This specification does not provide a method to discover the number of hops or the minimal value of MTU along those hops. In a typical case, the MTU is constant and is the same across the network. But should the minimal MTU along the path decrease, it is possible to retry a long fragment (say a Sequence of 5) with several shorter fragments with a Sequence that was not used before (e.g., 13 and 14). Fragment 5 is marked as abandoned and will not be retried anymore. Note that when this mechanism is in place, it is hard to predict the total number of fragments that will be needed or the final shape of the bitmap that would cover the whole packet. This is why the FULL bitmap is used when the reassembling endpoint gets the whole datagram regardless of which fragments were actually used to do so. Intermediate nodes will know unambiguously that the process is complete. Note that Path MTU Discovery is out of scope for this document.
A reset is signaled on the forward path with a pseudo fragment that has the Fragment_Offset set to 0. The sender of a reset SHOULD
also set the Sequence and Fragment_Size field to 0.
When the fragmenting endpoint or a router on the path decides that a packet should be dropped and the fragmentation process aborted, it generates a reset pseudo fragment and forwards it down the fragment path.
Each router along the path forwards the pseudo fragment in turn based on the VRB state. If an acknowledgment is not requested, the VRB and all associated states are destroyed.
Upon reception of the pseudo fragment, the reassembling endpoint cleans up all resources for the packet associated with the Datagram_Tag. If an acknowledgment is requested, the reassembling endpoint responds with a NULL bitmap.

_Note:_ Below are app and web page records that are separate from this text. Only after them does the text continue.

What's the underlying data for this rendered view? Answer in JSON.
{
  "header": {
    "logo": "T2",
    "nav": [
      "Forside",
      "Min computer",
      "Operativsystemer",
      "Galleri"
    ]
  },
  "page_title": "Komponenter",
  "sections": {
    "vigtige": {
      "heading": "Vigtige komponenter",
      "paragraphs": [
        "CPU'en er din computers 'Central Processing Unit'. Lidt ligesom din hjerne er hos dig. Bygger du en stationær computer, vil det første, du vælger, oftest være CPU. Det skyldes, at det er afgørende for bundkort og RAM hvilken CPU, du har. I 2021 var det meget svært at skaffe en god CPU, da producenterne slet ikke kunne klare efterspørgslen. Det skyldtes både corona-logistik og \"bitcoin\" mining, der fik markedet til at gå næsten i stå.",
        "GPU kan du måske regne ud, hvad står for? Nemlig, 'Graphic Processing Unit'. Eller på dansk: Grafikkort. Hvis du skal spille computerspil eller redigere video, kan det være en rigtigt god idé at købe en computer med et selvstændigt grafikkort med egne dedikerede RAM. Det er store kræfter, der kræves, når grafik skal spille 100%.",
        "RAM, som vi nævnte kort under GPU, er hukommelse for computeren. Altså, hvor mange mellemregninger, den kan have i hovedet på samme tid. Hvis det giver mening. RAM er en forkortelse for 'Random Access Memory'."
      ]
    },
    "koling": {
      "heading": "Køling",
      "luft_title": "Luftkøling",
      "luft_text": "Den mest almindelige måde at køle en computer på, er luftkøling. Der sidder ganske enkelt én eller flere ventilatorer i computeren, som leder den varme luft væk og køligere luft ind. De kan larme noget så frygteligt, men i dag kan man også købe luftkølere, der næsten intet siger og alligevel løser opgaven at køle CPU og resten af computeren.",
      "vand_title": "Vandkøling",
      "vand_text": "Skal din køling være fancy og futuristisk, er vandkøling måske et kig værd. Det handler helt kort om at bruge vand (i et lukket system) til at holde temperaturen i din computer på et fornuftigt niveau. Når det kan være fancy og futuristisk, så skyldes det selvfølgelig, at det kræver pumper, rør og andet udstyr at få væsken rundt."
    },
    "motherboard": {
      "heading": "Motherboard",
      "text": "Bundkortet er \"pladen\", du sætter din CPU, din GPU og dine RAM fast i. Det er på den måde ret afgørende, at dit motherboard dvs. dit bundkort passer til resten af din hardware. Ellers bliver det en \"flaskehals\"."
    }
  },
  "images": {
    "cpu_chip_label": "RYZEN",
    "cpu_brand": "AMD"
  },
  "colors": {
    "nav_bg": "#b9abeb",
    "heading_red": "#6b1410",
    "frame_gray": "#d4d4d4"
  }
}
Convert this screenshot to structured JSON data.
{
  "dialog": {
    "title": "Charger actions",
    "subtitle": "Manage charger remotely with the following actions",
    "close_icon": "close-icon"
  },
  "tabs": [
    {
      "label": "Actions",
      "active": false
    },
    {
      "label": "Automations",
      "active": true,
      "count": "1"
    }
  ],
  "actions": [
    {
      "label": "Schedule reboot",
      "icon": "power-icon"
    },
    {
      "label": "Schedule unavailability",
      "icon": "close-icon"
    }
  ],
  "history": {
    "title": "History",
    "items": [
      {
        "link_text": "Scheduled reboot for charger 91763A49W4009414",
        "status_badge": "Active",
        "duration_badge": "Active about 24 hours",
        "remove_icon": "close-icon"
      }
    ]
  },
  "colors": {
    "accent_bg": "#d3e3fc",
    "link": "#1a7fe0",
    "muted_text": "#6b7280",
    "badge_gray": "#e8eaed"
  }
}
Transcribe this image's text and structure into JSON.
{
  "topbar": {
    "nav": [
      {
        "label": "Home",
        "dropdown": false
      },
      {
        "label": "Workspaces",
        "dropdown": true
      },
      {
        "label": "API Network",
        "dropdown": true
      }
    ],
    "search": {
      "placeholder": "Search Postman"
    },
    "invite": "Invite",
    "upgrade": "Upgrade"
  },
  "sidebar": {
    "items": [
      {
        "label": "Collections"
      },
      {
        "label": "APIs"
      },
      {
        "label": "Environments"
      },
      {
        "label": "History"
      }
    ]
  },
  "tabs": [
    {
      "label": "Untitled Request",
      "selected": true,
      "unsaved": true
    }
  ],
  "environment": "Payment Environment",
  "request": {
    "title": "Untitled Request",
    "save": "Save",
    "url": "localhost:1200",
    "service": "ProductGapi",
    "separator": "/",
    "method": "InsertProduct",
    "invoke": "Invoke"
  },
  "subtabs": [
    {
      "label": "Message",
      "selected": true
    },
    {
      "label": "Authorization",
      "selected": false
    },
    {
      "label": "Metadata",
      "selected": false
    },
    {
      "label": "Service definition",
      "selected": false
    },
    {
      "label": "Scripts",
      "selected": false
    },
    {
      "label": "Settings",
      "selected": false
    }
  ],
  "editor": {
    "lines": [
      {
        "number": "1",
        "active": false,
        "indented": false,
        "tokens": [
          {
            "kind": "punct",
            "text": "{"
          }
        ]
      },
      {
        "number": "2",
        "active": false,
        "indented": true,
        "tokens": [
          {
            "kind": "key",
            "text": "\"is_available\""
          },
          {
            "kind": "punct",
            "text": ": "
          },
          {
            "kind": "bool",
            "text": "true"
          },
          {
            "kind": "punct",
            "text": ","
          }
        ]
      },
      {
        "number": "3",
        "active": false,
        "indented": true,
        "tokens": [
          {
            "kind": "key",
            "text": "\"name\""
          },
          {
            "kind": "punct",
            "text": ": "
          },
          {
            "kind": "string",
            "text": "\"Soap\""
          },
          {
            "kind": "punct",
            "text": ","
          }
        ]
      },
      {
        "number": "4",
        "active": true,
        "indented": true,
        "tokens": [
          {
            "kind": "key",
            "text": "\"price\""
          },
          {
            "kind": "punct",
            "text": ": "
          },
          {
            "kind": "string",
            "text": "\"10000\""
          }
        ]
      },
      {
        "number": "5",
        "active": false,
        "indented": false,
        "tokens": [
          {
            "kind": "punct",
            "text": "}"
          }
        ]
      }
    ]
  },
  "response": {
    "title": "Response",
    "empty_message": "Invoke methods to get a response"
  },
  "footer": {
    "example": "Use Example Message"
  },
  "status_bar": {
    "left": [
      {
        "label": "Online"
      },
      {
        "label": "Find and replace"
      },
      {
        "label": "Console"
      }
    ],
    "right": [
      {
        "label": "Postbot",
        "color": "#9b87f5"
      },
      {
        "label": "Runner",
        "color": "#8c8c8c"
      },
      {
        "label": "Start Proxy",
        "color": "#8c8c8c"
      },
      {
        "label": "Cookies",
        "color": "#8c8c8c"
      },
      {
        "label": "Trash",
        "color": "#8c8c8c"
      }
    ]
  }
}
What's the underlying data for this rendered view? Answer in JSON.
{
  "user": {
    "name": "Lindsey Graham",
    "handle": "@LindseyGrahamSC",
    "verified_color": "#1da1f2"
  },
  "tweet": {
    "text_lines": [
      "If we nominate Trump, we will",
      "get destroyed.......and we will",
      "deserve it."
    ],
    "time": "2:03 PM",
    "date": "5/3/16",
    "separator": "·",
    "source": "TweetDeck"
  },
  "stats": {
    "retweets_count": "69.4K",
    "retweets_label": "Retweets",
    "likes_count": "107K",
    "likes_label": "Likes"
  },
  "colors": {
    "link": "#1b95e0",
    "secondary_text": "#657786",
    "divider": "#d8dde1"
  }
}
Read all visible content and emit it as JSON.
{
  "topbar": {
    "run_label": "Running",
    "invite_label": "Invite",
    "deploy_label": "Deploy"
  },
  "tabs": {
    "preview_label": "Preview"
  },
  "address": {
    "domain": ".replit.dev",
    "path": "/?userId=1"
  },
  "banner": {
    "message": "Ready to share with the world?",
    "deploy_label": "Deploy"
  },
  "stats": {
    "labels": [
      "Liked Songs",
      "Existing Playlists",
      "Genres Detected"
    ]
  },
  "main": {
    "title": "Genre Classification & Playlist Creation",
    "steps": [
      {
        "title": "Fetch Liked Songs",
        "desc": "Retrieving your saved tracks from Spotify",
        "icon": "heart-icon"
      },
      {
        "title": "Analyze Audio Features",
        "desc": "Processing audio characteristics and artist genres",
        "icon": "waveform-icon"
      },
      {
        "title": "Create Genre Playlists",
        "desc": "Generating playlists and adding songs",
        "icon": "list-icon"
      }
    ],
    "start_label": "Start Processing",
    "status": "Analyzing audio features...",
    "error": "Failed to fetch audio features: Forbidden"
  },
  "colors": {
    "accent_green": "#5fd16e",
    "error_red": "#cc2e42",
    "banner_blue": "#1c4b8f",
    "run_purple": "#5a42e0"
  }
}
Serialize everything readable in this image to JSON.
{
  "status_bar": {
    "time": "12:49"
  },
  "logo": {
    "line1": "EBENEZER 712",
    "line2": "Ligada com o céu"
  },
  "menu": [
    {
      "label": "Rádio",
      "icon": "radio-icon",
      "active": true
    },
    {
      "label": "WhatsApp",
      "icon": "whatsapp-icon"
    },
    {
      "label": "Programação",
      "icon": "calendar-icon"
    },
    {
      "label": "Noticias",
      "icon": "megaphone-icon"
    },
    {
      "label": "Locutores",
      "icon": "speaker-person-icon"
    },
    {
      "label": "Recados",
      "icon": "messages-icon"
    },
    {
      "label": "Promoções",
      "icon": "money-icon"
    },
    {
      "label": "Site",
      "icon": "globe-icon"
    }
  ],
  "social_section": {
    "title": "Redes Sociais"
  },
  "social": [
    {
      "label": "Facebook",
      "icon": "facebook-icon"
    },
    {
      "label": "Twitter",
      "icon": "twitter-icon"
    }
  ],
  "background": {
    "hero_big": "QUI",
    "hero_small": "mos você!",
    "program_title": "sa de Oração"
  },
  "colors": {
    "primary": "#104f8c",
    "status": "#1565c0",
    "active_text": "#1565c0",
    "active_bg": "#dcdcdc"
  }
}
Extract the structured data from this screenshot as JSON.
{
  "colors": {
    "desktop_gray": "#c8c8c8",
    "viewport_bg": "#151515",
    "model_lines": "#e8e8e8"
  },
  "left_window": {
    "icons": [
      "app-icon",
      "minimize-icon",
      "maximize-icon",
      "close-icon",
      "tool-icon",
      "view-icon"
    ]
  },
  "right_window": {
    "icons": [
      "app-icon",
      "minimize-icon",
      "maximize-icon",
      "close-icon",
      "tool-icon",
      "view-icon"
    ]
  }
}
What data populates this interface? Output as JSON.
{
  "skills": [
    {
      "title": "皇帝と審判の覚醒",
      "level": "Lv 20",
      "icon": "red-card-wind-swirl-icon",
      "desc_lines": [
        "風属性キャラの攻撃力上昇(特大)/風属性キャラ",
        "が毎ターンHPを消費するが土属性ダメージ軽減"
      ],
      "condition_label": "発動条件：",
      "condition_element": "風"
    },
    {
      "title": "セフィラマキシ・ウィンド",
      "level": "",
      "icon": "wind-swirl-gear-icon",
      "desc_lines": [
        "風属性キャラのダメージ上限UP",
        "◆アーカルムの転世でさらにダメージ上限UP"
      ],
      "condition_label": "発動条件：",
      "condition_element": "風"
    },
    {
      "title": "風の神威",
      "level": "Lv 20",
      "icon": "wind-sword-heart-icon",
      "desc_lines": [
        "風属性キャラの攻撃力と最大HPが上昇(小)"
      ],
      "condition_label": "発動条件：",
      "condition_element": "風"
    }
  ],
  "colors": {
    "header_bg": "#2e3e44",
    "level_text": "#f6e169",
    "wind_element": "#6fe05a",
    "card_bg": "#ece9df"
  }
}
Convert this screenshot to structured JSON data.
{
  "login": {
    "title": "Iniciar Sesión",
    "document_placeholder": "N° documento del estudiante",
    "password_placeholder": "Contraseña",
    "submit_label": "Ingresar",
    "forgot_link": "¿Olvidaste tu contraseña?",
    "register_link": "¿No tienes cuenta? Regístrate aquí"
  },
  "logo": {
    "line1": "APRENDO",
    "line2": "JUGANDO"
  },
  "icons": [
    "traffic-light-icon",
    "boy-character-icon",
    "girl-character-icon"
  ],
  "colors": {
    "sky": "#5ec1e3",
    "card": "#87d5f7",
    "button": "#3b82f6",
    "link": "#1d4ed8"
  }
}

On the other hand, the reassembling endpoint might need to abort the processing of a fragmented packet for internal reasons, for instance, if it is out of reassembly buffers, already uses all 256 possible values of the Datagram_Tag, or keeps receiving fragments beyond a reasonable time while it considers that this packet is already fully reassembled and was passed to the upper layer. In that case, the reassembling endpoint SHOULD
indicate so to the fragmenting endpoint with a NULL bitmap in an RFRAG-ACK.
The RFRAG-ACK is forwarded all the way back to the source of the packet and cleans up all resources on the path. Upon an acknowledgment with a NULL bitmap, the fragmenting endpoint MUST
abort the transmission of the fragmented datagram with one exception: in the particular case of the first fragment, it MAY
decide to retry via an alternate next hop instead.
The text above can be read with the assumption of a serial path between a source and a destination. The IPv6 over the TSCH mode of IEEE 802.15.4e (6TiSCH) architecture (see [6TiSCH
]) defines the concept of a Track that can be a complex path between a source and a destination with Packet ARQ, Replication, Elimination, and Overhearing (PAREO) along the Track. This specification can be used along any subset of the complex Track where the first fragment is flooded. The last RFRAG Acknowledgment is flooded on that same subset in the reverse direction. Intermediate RFRAG Acknowledgments can be flooded on any sub-subset of that reverse subset that reaches back to the source.